▶ Study material:
▬▬▬▬▬▬▬▬▬▬

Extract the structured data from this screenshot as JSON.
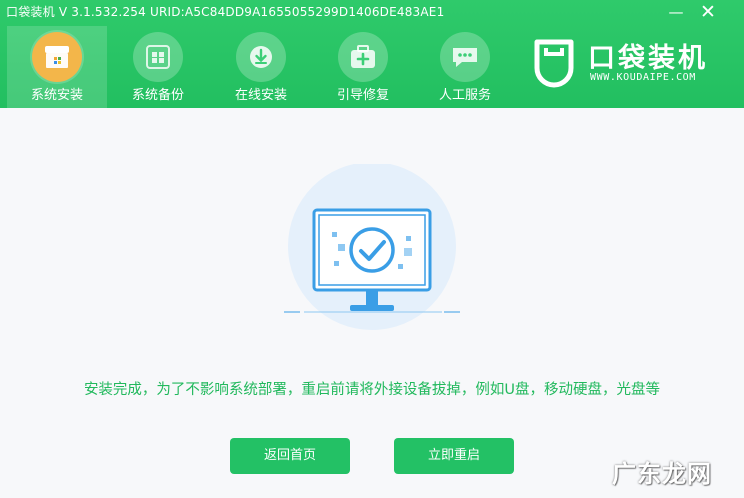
{
  "window": {
    "title": "口袋装机 V 3.1.532.254 URID:A5C84DD9A1655055299D1406DE483AE1",
    "minimize_glyph": "—",
    "close_glyph": "✕"
  },
  "nav": {
    "items": [
      {
        "label": "系统安装",
        "icon": "system-install-icon",
        "active": true
      },
      {
        "label": "系统备份",
        "icon": "system-backup-icon",
        "active": false
      },
      {
        "label": "在线安装",
        "icon": "online-install-icon",
        "active": false
      },
      {
        "label": "引导修复",
        "icon": "boot-repair-icon",
        "active": false
      },
      {
        "label": "人工服务",
        "icon": "chat-service-icon",
        "active": false
      }
    ]
  },
  "brand": {
    "name": "口袋装机",
    "url": "WWW.KOUDAIPE.COM"
  },
  "main": {
    "illustration": "monitor-check-icon",
    "message": "安装完成，为了不影响系统部署，重启前请将外接设备拔掉，例如U盘，移动硬盘，光盘等",
    "buttons": {
      "home": "返回首页",
      "restart": "立即重启"
    }
  },
  "watermark": "广东龙网",
  "colors": {
    "header": "#25c162",
    "accent": "#22b95d",
    "active_icon": "#f3b64a",
    "illustration_blue": "#3a9ee6"
  }
}
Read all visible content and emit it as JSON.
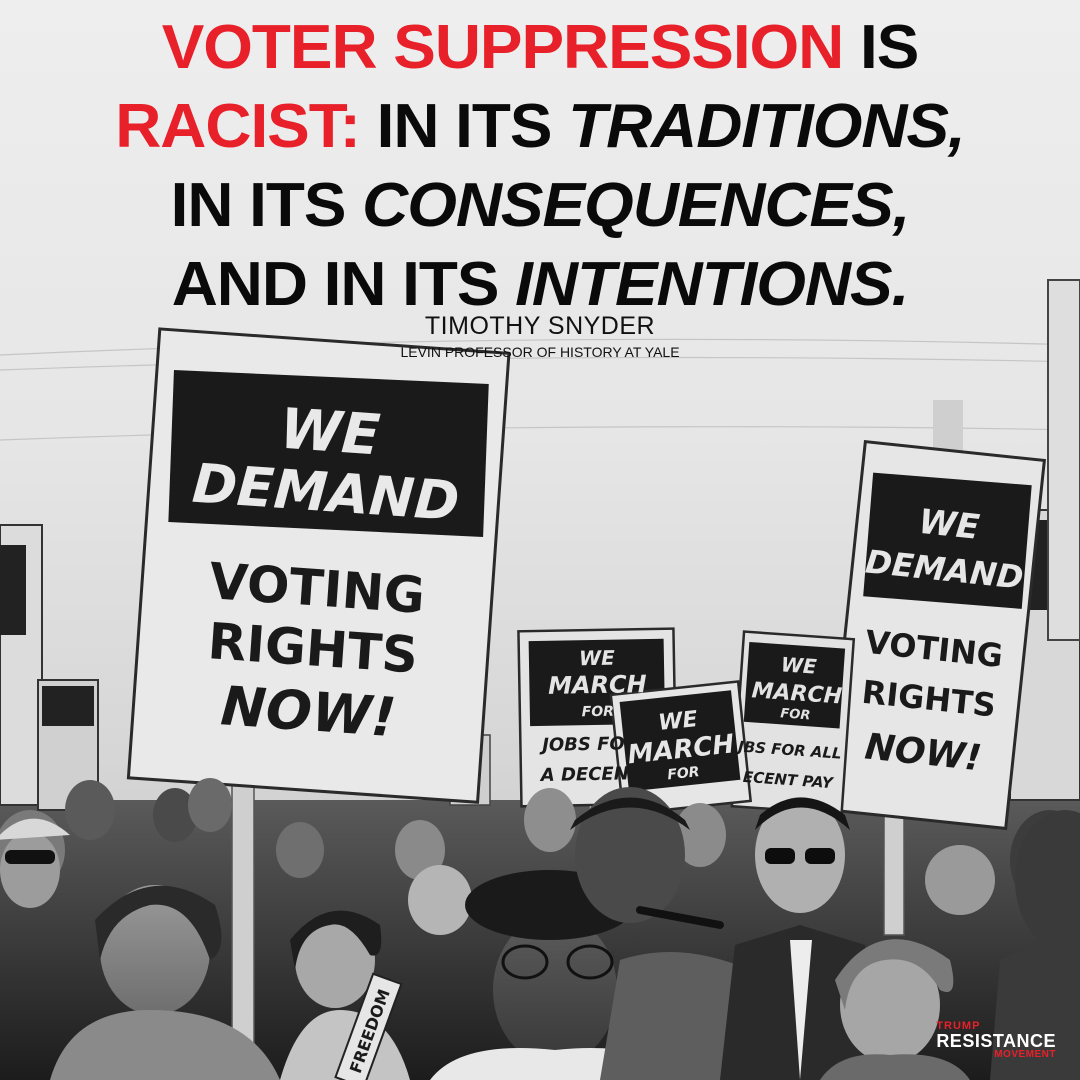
{
  "headline": {
    "line1_red": "VOTER SUPPRESSION",
    "line1_black": "IS",
    "line2_red": "RACIST:",
    "line2_black": "IN ITS",
    "line2_italic": "TRADITIONS,",
    "line3_black": "IN ITS",
    "line3_italic": "CONSEQUENCES,",
    "line4_black": "AND IN ITS",
    "line4_italic": "INTENTIONS."
  },
  "attribution": {
    "name": "TIMOTHY SNYDER",
    "role": "LEVIN PROFESSOR OF HISTORY AT YALE"
  },
  "signs": {
    "left_big": {
      "banner": [
        "WE",
        "DEMAND"
      ],
      "body": [
        "VOTING",
        "RIGHTS",
        "NOW!"
      ]
    },
    "right_big": {
      "banner": [
        "WE",
        "DEMAND"
      ],
      "body": [
        "VOTING",
        "RIGHTS",
        "NOW!"
      ]
    },
    "march_1": {
      "banner": [
        "WE",
        "MARCH",
        "FOR"
      ],
      "body": [
        "JOBS FOR",
        "A DECENT"
      ]
    },
    "march_2": {
      "banner": [
        "WE",
        "MARCH",
        "FOR"
      ]
    },
    "march_3": {
      "banner": [
        "WE",
        "MARCH",
        "FOR"
      ],
      "body": [
        "JBS FOR ALL",
        "ECENT PAY"
      ]
    },
    "freedom": "FREEDOM"
  },
  "logo": {
    "line1": "TRUMP",
    "line2": "RESISTANCE",
    "line3": "MOVEMENT"
  },
  "colors": {
    "accent_red": "#e8202a",
    "text_black": "#0a0a0a"
  }
}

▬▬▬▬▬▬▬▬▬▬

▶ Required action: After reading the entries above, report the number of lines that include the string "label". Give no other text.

▶ Expected answer: 5